In his Wednesday-of-the-week-before-the-Super-Bowl media availability, Packers quarterback Aaron Rodgers faced right out of the gates the question of whether he absorbed a concussion when he took a helmet-to-helmet hit in the fourth quarter of the NFC title game.
“I didn’t have a concussion,” Rodgers said in comments distributed by the team. “I want to dispel that rumor. No concussion. I was fine. Yeah. Helmets are designed to prevent concussions, I think.”
He had us convinced until the last sentence, which sounded like something from Homer Simpson.
As we explained it on Tuesday, the stakes are too high for Rodgers to say anything other than “I did not suffer a concussion,” even if he did. And we’d do the same thing.
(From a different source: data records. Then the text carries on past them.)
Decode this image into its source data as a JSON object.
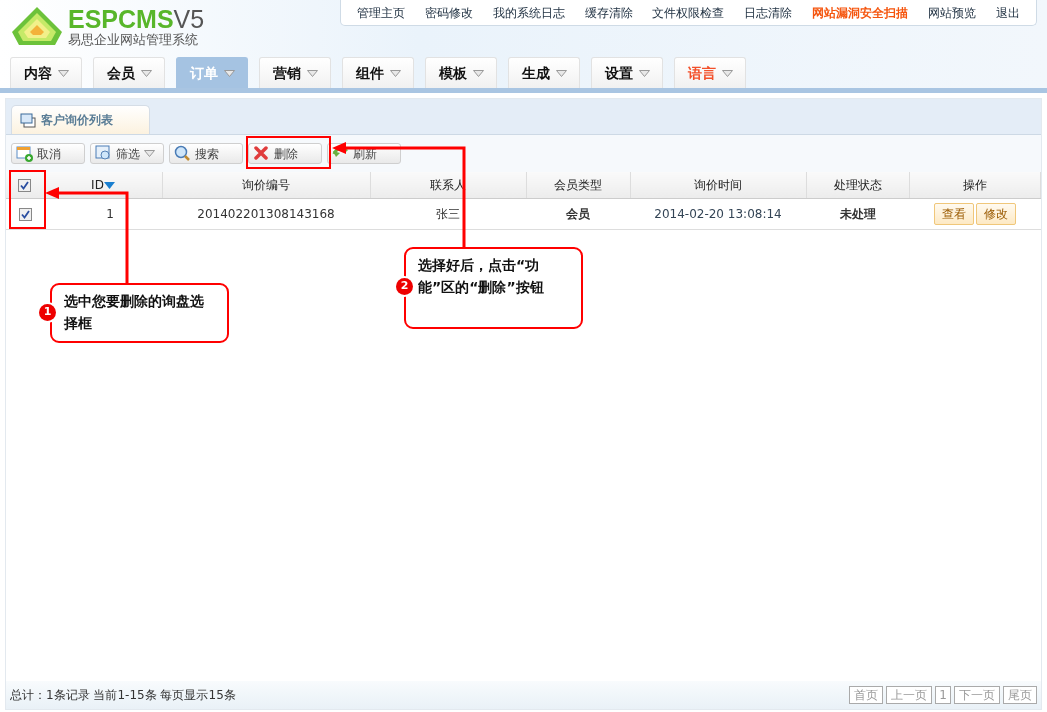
{
  "header": {
    "brand": "ESPCMS",
    "version": "V5",
    "subtitle": "易思企业网站管理系统"
  },
  "top_links": [
    {
      "label": "管理主页",
      "highlighted": false
    },
    {
      "label": "密码修改",
      "highlighted": false
    },
    {
      "label": "我的系统日志",
      "highlighted": false
    },
    {
      "label": "缓存清除",
      "highlighted": false
    },
    {
      "label": "文件权限检查",
      "highlighted": false
    },
    {
      "label": "日志清除",
      "highlighted": false
    },
    {
      "label": "网站漏洞安全扫描",
      "highlighted": true
    },
    {
      "label": "网站预览",
      "highlighted": false
    },
    {
      "label": "退出",
      "highlighted": false
    }
  ],
  "nav_tabs": [
    {
      "label": "内容",
      "selected": false,
      "highlighted": false
    },
    {
      "label": "会员",
      "selected": false,
      "highlighted": false
    },
    {
      "label": "订单",
      "selected": true,
      "highlighted": false
    },
    {
      "label": "营销",
      "selected": false,
      "highlighted": false
    },
    {
      "label": "组件",
      "selected": false,
      "highlighted": false
    },
    {
      "label": "模板",
      "selected": false,
      "highlighted": false
    },
    {
      "label": "生成",
      "selected": false,
      "highlighted": false
    },
    {
      "label": "设置",
      "selected": false,
      "highlighted": false
    },
    {
      "label": "语言",
      "selected": false,
      "highlighted": true
    }
  ],
  "panel_tab": {
    "title": "客户询价列表"
  },
  "toolbar": [
    {
      "label": "取消",
      "kind": "cancel",
      "dropdown": false
    },
    {
      "label": "筛选",
      "kind": "filter",
      "dropdown": true
    },
    {
      "label": "搜索",
      "kind": "search",
      "dropdown": false
    },
    {
      "label": "删除",
      "kind": "delete",
      "dropdown": false
    },
    {
      "label": "刷新",
      "kind": "refresh",
      "dropdown": false
    }
  ],
  "table": {
    "select_all_checked": true,
    "columns": [
      {
        "label": "ID",
        "sorted": true
      },
      {
        "label": "询价编号",
        "sorted": false
      },
      {
        "label": "联系人",
        "sorted": false
      },
      {
        "label": "会员类型",
        "sorted": false
      },
      {
        "label": "询价时间",
        "sorted": false
      },
      {
        "label": "处理状态",
        "sorted": false
      },
      {
        "label": "操作",
        "sorted": false
      }
    ],
    "rows": [
      {
        "checked": true,
        "id": "1",
        "number": "201402201308143168",
        "contact": "张三",
        "member_type": "会员",
        "time": "2014-02-20 13:08:14",
        "status": "未处理",
        "actions": [
          "查看",
          "修改"
        ]
      }
    ]
  },
  "annotations": [
    {
      "badge": "1",
      "text": "选中您要删除的询盘选择框"
    },
    {
      "badge": "2",
      "text": "选择好后，点击“功能”区的“删除”按钮"
    }
  ],
  "footer": {
    "summary": "总计：1条记录 当前1-15条 每页显示15条",
    "pager": [
      {
        "label": "首页",
        "kind": "link"
      },
      {
        "label": "上一页",
        "kind": "link"
      },
      {
        "label": "1",
        "kind": "current"
      },
      {
        "label": "下一页",
        "kind": "link"
      },
      {
        "label": "尾页",
        "kind": "link"
      }
    ]
  }
}
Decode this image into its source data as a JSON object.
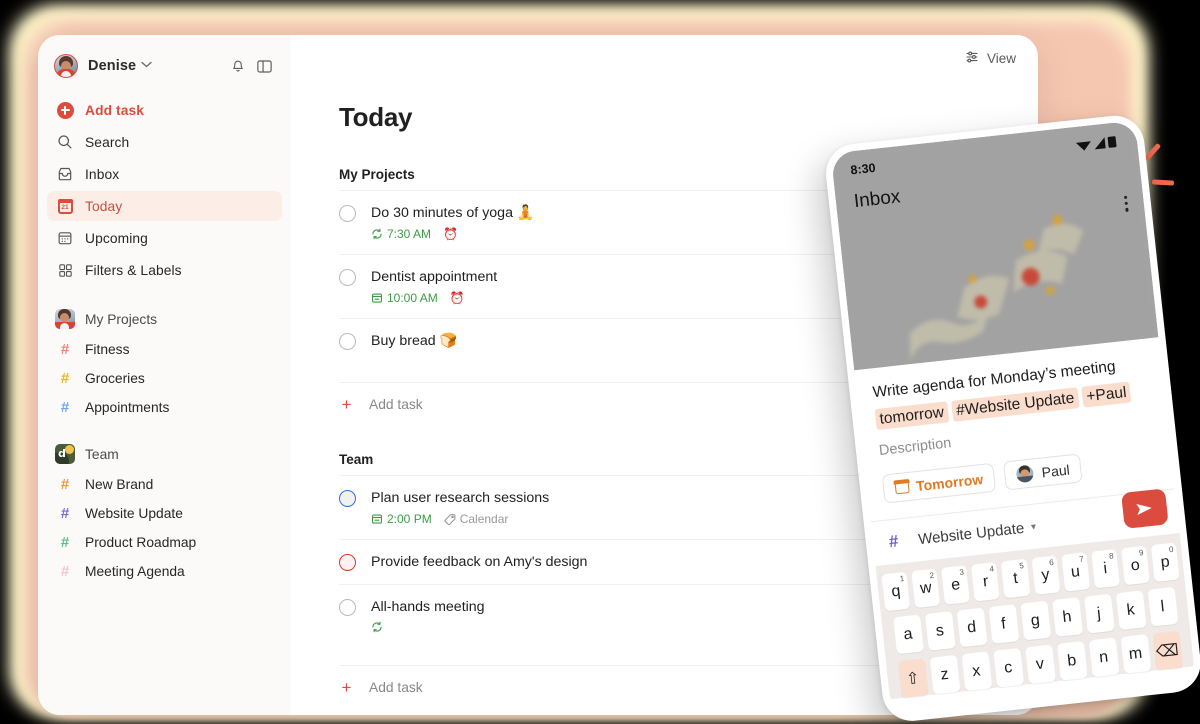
{
  "app": {
    "user_name": "Denise",
    "icons": {
      "chevron": "chevron-down-icon",
      "bell": "bell-icon",
      "panel": "sidebar-toggle-icon"
    }
  },
  "sidebar": {
    "nav": [
      {
        "label": "Add task",
        "icon": "plus-circle-icon"
      },
      {
        "label": "Search",
        "icon": "search-icon"
      },
      {
        "label": "Inbox",
        "icon": "inbox-icon"
      },
      {
        "label": "Today",
        "icon": "calendar-today-icon",
        "badge": "21"
      },
      {
        "label": "Upcoming",
        "icon": "calendar-grid-icon"
      },
      {
        "label": "Filters & Labels",
        "icon": "grid-squares-icon"
      }
    ],
    "groups": [
      {
        "title": "My Projects",
        "icon": "my-projects-avatar",
        "projects": [
          {
            "label": "Fitness",
            "color": "#f2837a"
          },
          {
            "label": "Groceries",
            "color": "#f0b429"
          },
          {
            "label": "Appointments",
            "color": "#6ea8f0"
          }
        ]
      },
      {
        "title": "Team",
        "icon": "team-workspace-logo",
        "projects": [
          {
            "label": "New Brand",
            "color": "#f0973a"
          },
          {
            "label": "Website Update",
            "color": "#7b6ae0"
          },
          {
            "label": "Product Roadmap",
            "color": "#5dc08a"
          },
          {
            "label": "Meeting Agenda",
            "color": "#f2c5d6"
          }
        ]
      }
    ]
  },
  "main": {
    "view_button": "View",
    "page_title": "Today",
    "add_task_label": "Add task",
    "sections": [
      {
        "title": "My Projects",
        "tasks": [
          {
            "title": "Do 30 minutes of yoga 🧘",
            "checkbox": "default",
            "meta": [
              {
                "icon": "repeat-icon",
                "text": "7:30 AM",
                "tone": "green"
              },
              {
                "icon": "alarm-icon",
                "text": "",
                "tone": "grey"
              }
            ]
          },
          {
            "title": "Dentist appointment",
            "checkbox": "default",
            "meta": [
              {
                "icon": "calendar-icon",
                "text": "10:00 AM",
                "tone": "green"
              },
              {
                "icon": "alarm-icon",
                "text": "",
                "tone": "grey"
              }
            ]
          },
          {
            "title": "Buy bread 🍞",
            "checkbox": "default",
            "meta": []
          }
        ]
      },
      {
        "title": "Team",
        "tasks": [
          {
            "title": "Plan user research sessions",
            "checkbox": "blue",
            "meta": [
              {
                "icon": "calendar-icon",
                "text": "2:00 PM",
                "tone": "green"
              },
              {
                "icon": "label-icon",
                "text": "Calendar",
                "tone": "grey"
              }
            ]
          },
          {
            "title": "Provide feedback on Amy's design",
            "checkbox": "red",
            "meta": []
          },
          {
            "title": "All-hands meeting",
            "checkbox": "default",
            "meta": [
              {
                "icon": "repeat-icon",
                "text": "",
                "tone": "green"
              }
            ]
          }
        ]
      }
    ]
  },
  "phone": {
    "status_time": "8:30",
    "screen_title": "Inbox",
    "task_text": "Write agenda for Monday’s meeting",
    "tags": [
      "tomorrow",
      "#Website Update",
      "+Paul"
    ],
    "description_placeholder": "Description",
    "chips": [
      {
        "label": "Tomorrow",
        "icon": "calendar-icon"
      },
      {
        "label": "Paul",
        "icon": "assignee-avatar"
      }
    ],
    "project_selector": {
      "hash": "#",
      "label": "Website Update",
      "caret": "▾"
    },
    "send_icon": "send-icon",
    "keyboard": {
      "row1": [
        {
          "k": "q",
          "n": "1"
        },
        {
          "k": "w",
          "n": "2"
        },
        {
          "k": "e",
          "n": "3"
        },
        {
          "k": "r",
          "n": "4"
        },
        {
          "k": "t",
          "n": "5"
        },
        {
          "k": "y",
          "n": "6"
        },
        {
          "k": "u",
          "n": "7"
        },
        {
          "k": "i",
          "n": "8"
        },
        {
          "k": "o",
          "n": "9"
        },
        {
          "k": "p",
          "n": "0"
        }
      ],
      "row2": [
        "a",
        "s",
        "d",
        "f",
        "g",
        "h",
        "j",
        "k",
        "l"
      ],
      "row3": [
        "⇧",
        "z",
        "x",
        "c",
        "v",
        "b",
        "n",
        "m",
        "⌫"
      ]
    }
  },
  "colors": {
    "brand_red": "#dc4c3e",
    "today_highlight": "#fceee7",
    "green_meta": "#3c9c45",
    "sidebar_bg": "#fcfaf8",
    "tag_bg": "#fbddcd"
  }
}
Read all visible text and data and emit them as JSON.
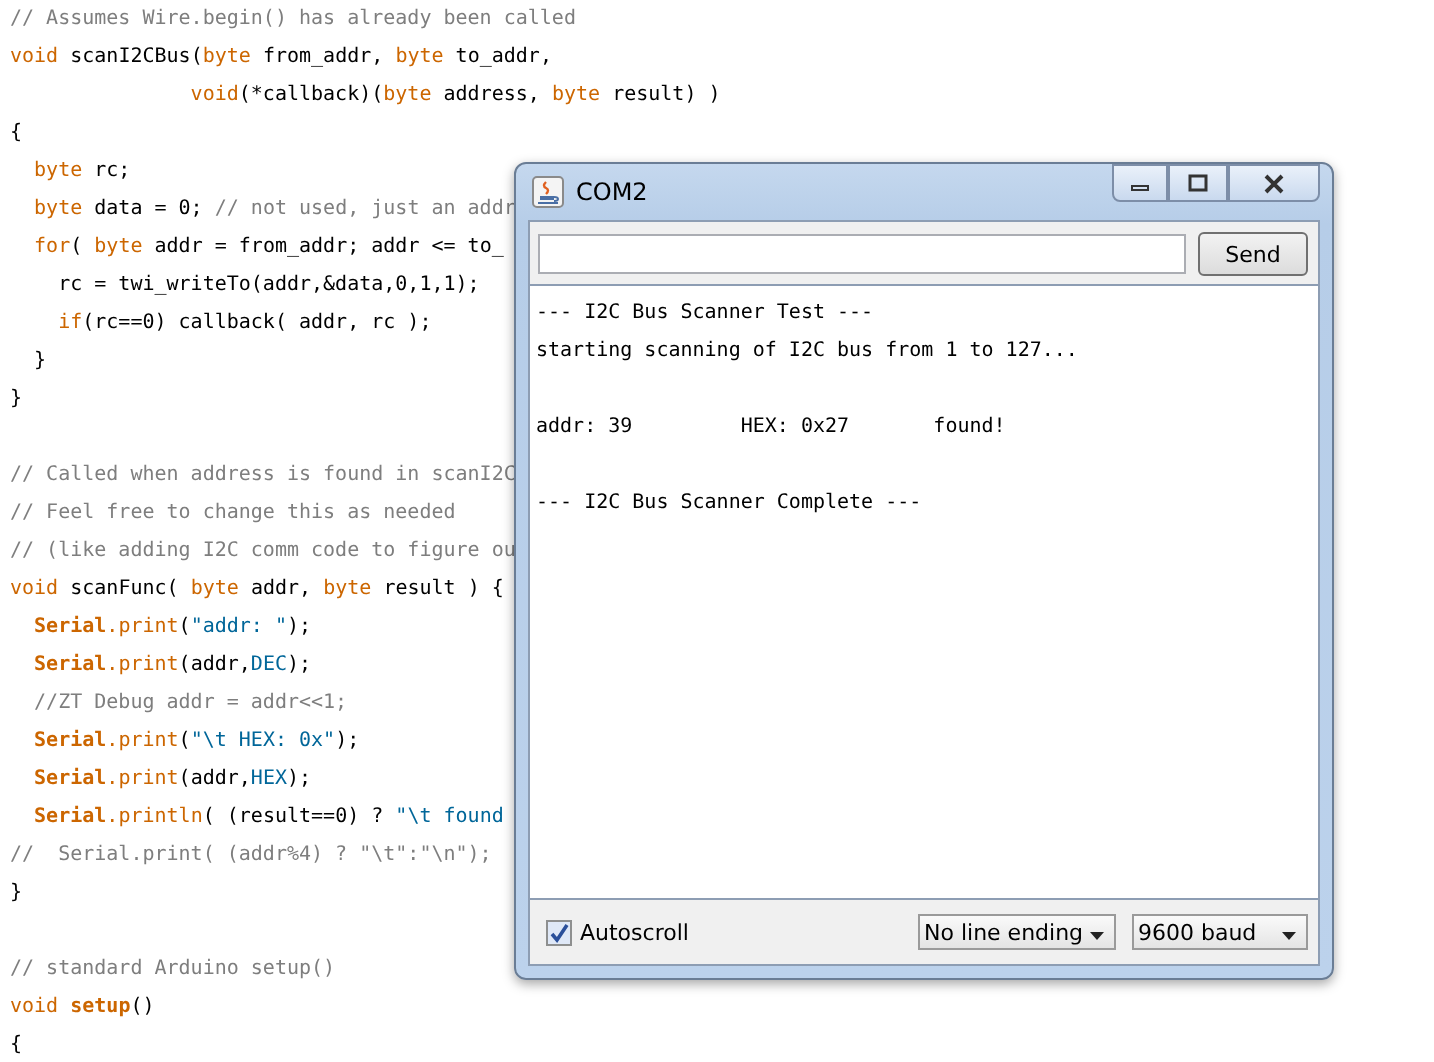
{
  "editor": {
    "lines": [
      {
        "tokens": [
          {
            "kind": "comment",
            "text": "// Assumes Wire.begin() has already been called"
          }
        ]
      },
      {
        "tokens": [
          {
            "kind": "keyword",
            "text": "void"
          },
          {
            "kind": "plain",
            "text": " scanI2CBus("
          },
          {
            "kind": "keyword",
            "text": "byte"
          },
          {
            "kind": "plain",
            "text": " from_addr, "
          },
          {
            "kind": "keyword",
            "text": "byte"
          },
          {
            "kind": "plain",
            "text": " to_addr,"
          }
        ]
      },
      {
        "tokens": [
          {
            "kind": "keyword",
            "text": "               void"
          },
          {
            "kind": "plain",
            "text": "(*callback)("
          },
          {
            "kind": "keyword",
            "text": "byte"
          },
          {
            "kind": "plain",
            "text": " address, "
          },
          {
            "kind": "keyword",
            "text": "byte"
          },
          {
            "kind": "plain",
            "text": " result) )"
          }
        ]
      },
      {
        "tokens": [
          {
            "kind": "plain",
            "text": "{"
          }
        ]
      },
      {
        "tokens": [
          {
            "kind": "keyword",
            "text": "  byte"
          },
          {
            "kind": "plain",
            "text": " rc;"
          }
        ]
      },
      {
        "tokens": [
          {
            "kind": "keyword",
            "text": "  byte"
          },
          {
            "kind": "plain",
            "text": " data = 0; "
          },
          {
            "kind": "comment",
            "text": "// not used, just an addr"
          }
        ]
      },
      {
        "tokens": [
          {
            "kind": "keyword",
            "text": "  for"
          },
          {
            "kind": "plain",
            "text": "( "
          },
          {
            "kind": "keyword",
            "text": "byte"
          },
          {
            "kind": "plain",
            "text": " addr = from_addr; addr <= to_"
          }
        ]
      },
      {
        "tokens": [
          {
            "kind": "plain",
            "text": "    rc = twi_writeTo(addr,&data,0,1,1);"
          }
        ]
      },
      {
        "tokens": [
          {
            "kind": "keyword",
            "text": "    if"
          },
          {
            "kind": "plain",
            "text": "(rc==0) callback( addr, rc );"
          }
        ]
      },
      {
        "tokens": [
          {
            "kind": "plain",
            "text": "  }"
          }
        ]
      },
      {
        "tokens": [
          {
            "kind": "plain",
            "text": "}"
          }
        ]
      },
      {
        "kind": "blank"
      },
      {
        "kind": "code",
        "tokens": [
          {
            "kind": "comment",
            "text": "// Called when address is found in scanI2C"
          }
        ]
      },
      {
        "tokens": [
          {
            "kind": "comment",
            "text": "// Feel free to change this as needed"
          }
        ]
      },
      {
        "tokens": [
          {
            "kind": "comment",
            "text": "// (like adding I2C comm code to figure ou"
          }
        ]
      },
      {
        "tokens": [
          {
            "kind": "keyword",
            "text": "void"
          },
          {
            "kind": "plain",
            "text": " scanFunc( "
          },
          {
            "kind": "keyword",
            "text": "byte"
          },
          {
            "kind": "plain",
            "text": " addr, "
          },
          {
            "kind": "keyword",
            "text": "byte"
          },
          {
            "kind": "plain",
            "text": " result ) {"
          }
        ]
      },
      {
        "tokens": [
          {
            "kind": "class",
            "text": "  Serial"
          },
          {
            "kind": "keyword",
            "text": ".print"
          },
          {
            "kind": "plain",
            "text": "("
          },
          {
            "kind": "string",
            "text": "\"addr: \""
          },
          {
            "kind": "plain",
            "text": ");"
          }
        ]
      },
      {
        "tokens": [
          {
            "kind": "class",
            "text": "  Serial"
          },
          {
            "kind": "keyword",
            "text": ".print"
          },
          {
            "kind": "plain",
            "text": "(addr,"
          },
          {
            "kind": "string",
            "text": "DEC"
          },
          {
            "kind": "plain",
            "text": ");"
          }
        ]
      },
      {
        "tokens": [
          {
            "kind": "comment",
            "text": "  //ZT Debug addr = addr<<1;"
          }
        ]
      },
      {
        "tokens": [
          {
            "kind": "class",
            "text": "  Serial"
          },
          {
            "kind": "keyword",
            "text": ".print"
          },
          {
            "kind": "plain",
            "text": "("
          },
          {
            "kind": "string",
            "text": "\"\\t HEX: 0x\""
          },
          {
            "kind": "plain",
            "text": ");"
          }
        ]
      },
      {
        "tokens": [
          {
            "kind": "class",
            "text": "  Serial"
          },
          {
            "kind": "keyword",
            "text": ".print"
          },
          {
            "kind": "plain",
            "text": "(addr,"
          },
          {
            "kind": "string",
            "text": "HEX"
          },
          {
            "kind": "plain",
            "text": ");"
          }
        ]
      },
      {
        "tokens": [
          {
            "kind": "class",
            "text": "  Serial"
          },
          {
            "kind": "keyword",
            "text": ".println"
          },
          {
            "kind": "plain",
            "text": "( (result==0) ? "
          },
          {
            "kind": "string",
            "text": "\"\\t found"
          }
        ]
      },
      {
        "tokens": [
          {
            "kind": "comment",
            "text": "//  Serial.print( (addr%4) ? \"\\t\":\"\\n\");"
          }
        ]
      },
      {
        "tokens": [
          {
            "kind": "plain",
            "text": "}"
          }
        ]
      },
      {
        "kind": "blank"
      },
      {
        "kind": "code",
        "tokens": [
          {
            "kind": "comment",
            "text": "// standard Arduino setup()"
          }
        ]
      },
      {
        "tokens": [
          {
            "kind": "keyword",
            "text": "void "
          },
          {
            "kind": "class",
            "text": "setup"
          },
          {
            "kind": "plain",
            "text": "()"
          }
        ]
      },
      {
        "tokens": [
          {
            "kind": "plain",
            "text": "{"
          }
        ]
      }
    ]
  },
  "window": {
    "title": "COM2",
    "send_button": "Send",
    "output": [
      {
        "text": "--- I2C Bus Scanner Test ---"
      },
      {
        "text": "starting scanning of I2C bus from 1 to 127..."
      },
      {
        "kind": "blank"
      },
      {
        "kind": "text",
        "text": "addr: 39         HEX: 0x27       found!"
      },
      {
        "kind": "blank"
      },
      {
        "kind": "text",
        "text": "--- I2C Bus Scanner Complete ---"
      }
    ],
    "autoscroll": {
      "label": "Autoscroll",
      "checked": true
    },
    "line_ending": "No line ending",
    "baud": "9600 baud"
  }
}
Guys who talk about having concussions jeopardize their ability to play in games, and the last thing Rodgers will do at this point is jeopardize his ability to play.
Rodgers also chimed in on the story of the week. (And if you need us to identify the story of the week, maybe you’ve had a concussion.)
“I was real disappointed, to be honest with you,” Rodgers said regarding Jay Cutler and the criticism of his injury. “I’ve known Jay for a few years now and know what kind of competitor he is. I thought it was disrespectful, some of the stuff said about him.
“I admire his teammates. I saw Chris Harris’ interview on ESPN. I thought the questioning was ridiculous of him. But I appreciated the way he supported Jay, and Lovie has, and [Brian Urlacher’s] comments I thought were right on. To attack a guy’s toughness, when you’re not playing in the game especially, I thought was very inappropriate.”
There can be no attack on Rodgers’ toughness. The guy took a crash-test-dummy hit from Julius Peppers, and Rodgers got right up and seemed fine.
Even if he was acting fine in order to avoid possibly being told by doctors that he wasn’t fine, Rodgers kept going after a hit that would have put plenty of guys down for the count.